For the stuffing:
Warm the oil in a skillet over moderate heat. Drop in the ajwain or cumin seeds and the red pepper flakes and fry them until they darken a few shades. Add the curry powder, sugar, and lemon juice, cook about 10 seconds, and add the potatoes and peanuts. Mash the potatoes to blend in the seasonings. Fry them for 2 or 3 minutes. Remove the pan from the heat, add the cilantro, season with salt and pepper, and mix well. Divide the potatoes into 24 even-sized portions. Press the portions into logs about 2 inches long.
To shape the samosas:
On a lightly floured surface, roll one portion of pastry into an oblong roughly 10 ´ 13 inches. Trim to 9 ½ ´ 12 ½ inches. Brush off the excess flour and cut 3 times crosswise and 4 times lengthwise to yield twelve 3-inch squares.
To make each pastry:
Brush the edges of a pastry square with water. Place a portion of potatoes along one edge and roll up into a log shape. Press each seam firmly to seal. Place the log, seam side down, on non-stick baking trays. Repeat the process to shape the remaining 23 pieces.
Preheat the oven to 375 degrees F (190 degrees C). Bake the samosas until crisp, lightly browned, and slightly puffed (about 25 minutes). Offer to Krsna warm or at room temperature. (Samosas freeze well, unbaked or partially baked, ready to finish cooking when needed.)
Centennial Reflection Moment

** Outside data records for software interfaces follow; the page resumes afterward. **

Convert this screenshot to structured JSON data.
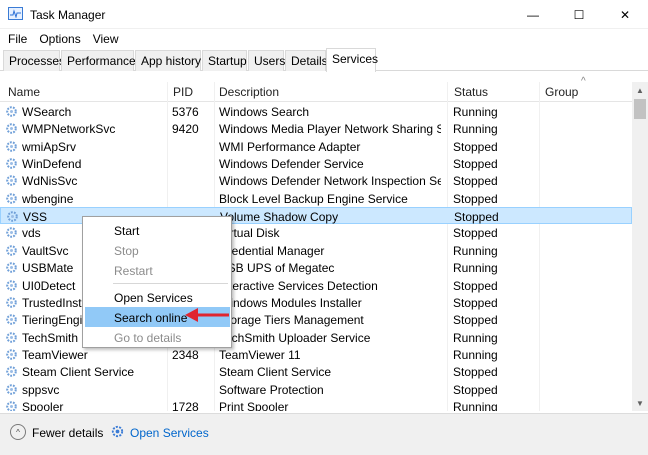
{
  "window": {
    "title": "Task Manager",
    "icon": "task-manager-icon"
  },
  "window_controls": {
    "minimize": "—",
    "maximize": "☐",
    "close": "✕"
  },
  "menu": [
    "File",
    "Options",
    "View"
  ],
  "tabs": [
    "Processes",
    "Performance",
    "App history",
    "Startup",
    "Users",
    "Details",
    "Services"
  ],
  "active_tab": "Services",
  "columns": {
    "name": "Name",
    "pid": "PID",
    "description": "Description",
    "status": "Status",
    "group": "Group"
  },
  "rows": [
    {
      "name": "WSearch",
      "pid": "5376",
      "description": "Windows Search",
      "status": "Running",
      "group": ""
    },
    {
      "name": "WMPNetworkSvc",
      "pid": "9420",
      "description": "Windows Media Player Network Sharing Ser...",
      "status": "Running",
      "group": ""
    },
    {
      "name": "wmiApSrv",
      "pid": "",
      "description": "WMI Performance Adapter",
      "status": "Stopped",
      "group": ""
    },
    {
      "name": "WinDefend",
      "pid": "",
      "description": "Windows Defender Service",
      "status": "Stopped",
      "group": ""
    },
    {
      "name": "WdNisSvc",
      "pid": "",
      "description": "Windows Defender Network Inspection Serv...",
      "status": "Stopped",
      "group": ""
    },
    {
      "name": "wbengine",
      "pid": "",
      "description": "Block Level Backup Engine Service",
      "status": "Stopped",
      "group": ""
    },
    {
      "name": "VSS",
      "pid": "",
      "description": "Volume Shadow Copy",
      "status": "Stopped",
      "group": "",
      "selected": true
    },
    {
      "name": "vds",
      "pid": "",
      "description": "Virtual Disk",
      "status": "Stopped",
      "group": ""
    },
    {
      "name": "VaultSvc",
      "pid": "",
      "description": "Credential Manager",
      "status": "Running",
      "group": ""
    },
    {
      "name": "USBMate",
      "pid": "",
      "description": "USB UPS of Megatec",
      "status": "Running",
      "group": ""
    },
    {
      "name": "UI0Detect",
      "pid": "",
      "description": "Interactive Services Detection",
      "status": "Stopped",
      "group": ""
    },
    {
      "name": "TrustedInstaller",
      "pid": "",
      "description": "Windows Modules Installer",
      "status": "Stopped",
      "group": ""
    },
    {
      "name": "TieringEngineService",
      "pid": "",
      "description": "Storage Tiers Management",
      "status": "Stopped",
      "group": ""
    },
    {
      "name": "TechSmith Uploader Service",
      "pid": "",
      "description": "TechSmith Uploader Service",
      "status": "Running",
      "group": ""
    },
    {
      "name": "TeamViewer",
      "pid": "2348",
      "description": "TeamViewer 11",
      "status": "Running",
      "group": ""
    },
    {
      "name": "Steam Client Service",
      "pid": "",
      "description": "Steam Client Service",
      "status": "Stopped",
      "group": ""
    },
    {
      "name": "sppsvc",
      "pid": "",
      "description": "Software Protection",
      "status": "Stopped",
      "group": ""
    },
    {
      "name": "Spooler",
      "pid": "1728",
      "description": "Print Spooler",
      "status": "Running",
      "group": ""
    }
  ],
  "context_menu": {
    "start": "Start",
    "stop": "Stop",
    "restart": "Restart",
    "open_services": "Open Services",
    "search_online": "Search online",
    "go_to_details": "Go to details"
  },
  "footer": {
    "fewer_details": "Fewer details",
    "open_services": "Open Services"
  },
  "colors": {
    "selection": "#cce8ff",
    "menu_hover": "#91c9f7",
    "link": "#0066cc",
    "arrow": "#e0252f"
  }
}
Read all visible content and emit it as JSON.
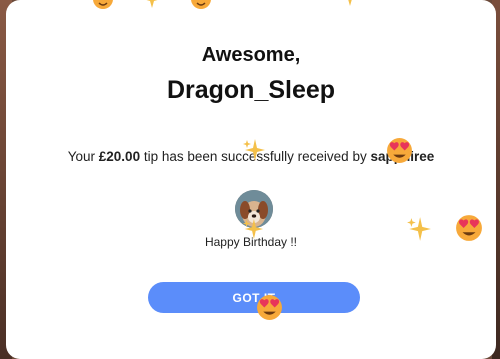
{
  "modal": {
    "greeting": "Awesome,",
    "username": "Dragon_Sleep",
    "message": {
      "prefix": "Your ",
      "amount": "£20.00",
      "middle": " tip has been successfully received by ",
      "recipient": "sapphiree"
    },
    "note": "Happy Birthday !!",
    "button_label": "GOT IT"
  },
  "colors": {
    "button": "#5b8dfa",
    "sparkle": "#f4c04a",
    "emoji_face": "#f7a93a",
    "heart": "#e8355a"
  },
  "decorations": {
    "floating_icons": [
      "sparkles-icon",
      "heart-eyes-emoji-icon"
    ]
  }
}
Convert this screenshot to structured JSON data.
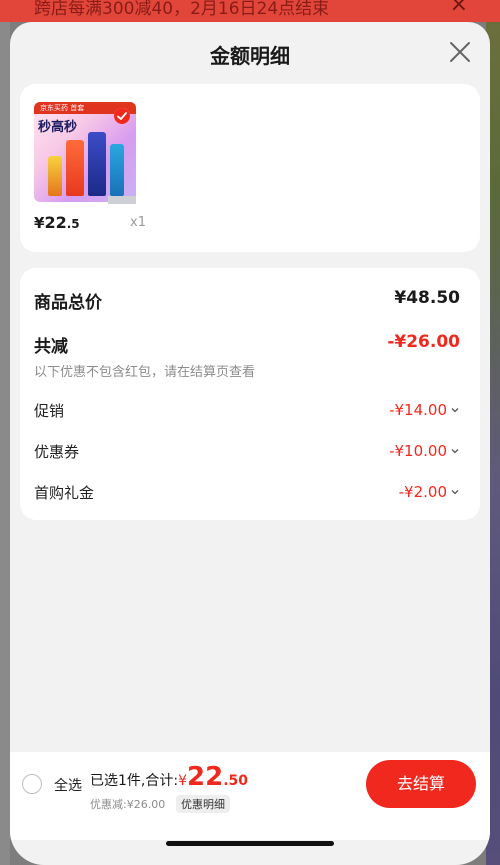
{
  "background": {
    "banner_text": "跨店每满300减40，2月16日24点结束"
  },
  "sheet": {
    "title": "金额明细"
  },
  "product": {
    "thumb_tag": "京东买药 首套",
    "thumb_title": "秒高秒",
    "price_symbol": "¥",
    "price_int": "22",
    "price_dec": ".5",
    "quantity": "x1"
  },
  "details": {
    "total_label": "商品总价",
    "total_value": "¥48.50",
    "reduce_label": "共减",
    "reduce_value": "-¥26.00",
    "note": "以下优惠不包含红包，请在结算页查看",
    "items": [
      {
        "label": "促销",
        "value": "-¥14.00"
      },
      {
        "label": "优惠券",
        "value": "-¥10.00"
      },
      {
        "label": "首购礼金",
        "value": "-¥2.00"
      }
    ]
  },
  "bottom": {
    "select_all": "全选",
    "summary_prefix": "已选1件,合计:",
    "yen": "¥",
    "amount_int": "22",
    "amount_dec": ".50",
    "discount_text": "优惠减:¥26.00",
    "detail_toggle": "优惠明细",
    "checkout": "去结算"
  },
  "colors": {
    "accent": "#f0281e",
    "sheet_bg": "#f2f2f2",
    "card_bg": "#ffffff"
  },
  "icons": {
    "close": "close-icon",
    "chevron": "chevron-down-icon",
    "check": "check-icon"
  }
}
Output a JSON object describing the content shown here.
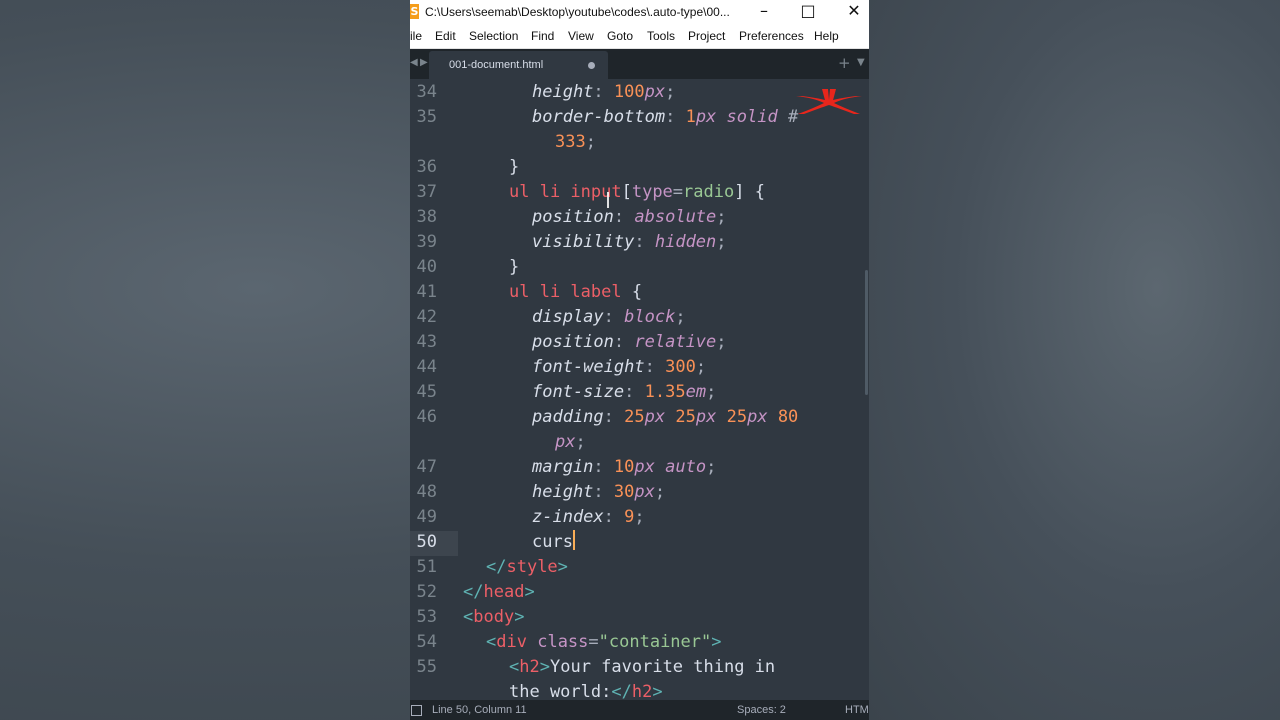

There are innumerable ways for each of us to relish remembering Srila Prabhupada this year. Whether you do it on your own, in small groups, or in big gatherings, hear, chant, remember, glorify, and worship Prabhupada's words, pastimes, and instructions. Some fortunate souls can instantly recall exact words spoken by Srila Prabhupada, some can recall verbatim something they have read or been told about him, while others can learn of him through films, photos, or videos. No matter what your ability or situation, take advantage of this auspicious year to intensify your awareness of Srila Prabhupada. That will benefit us all immeasurably.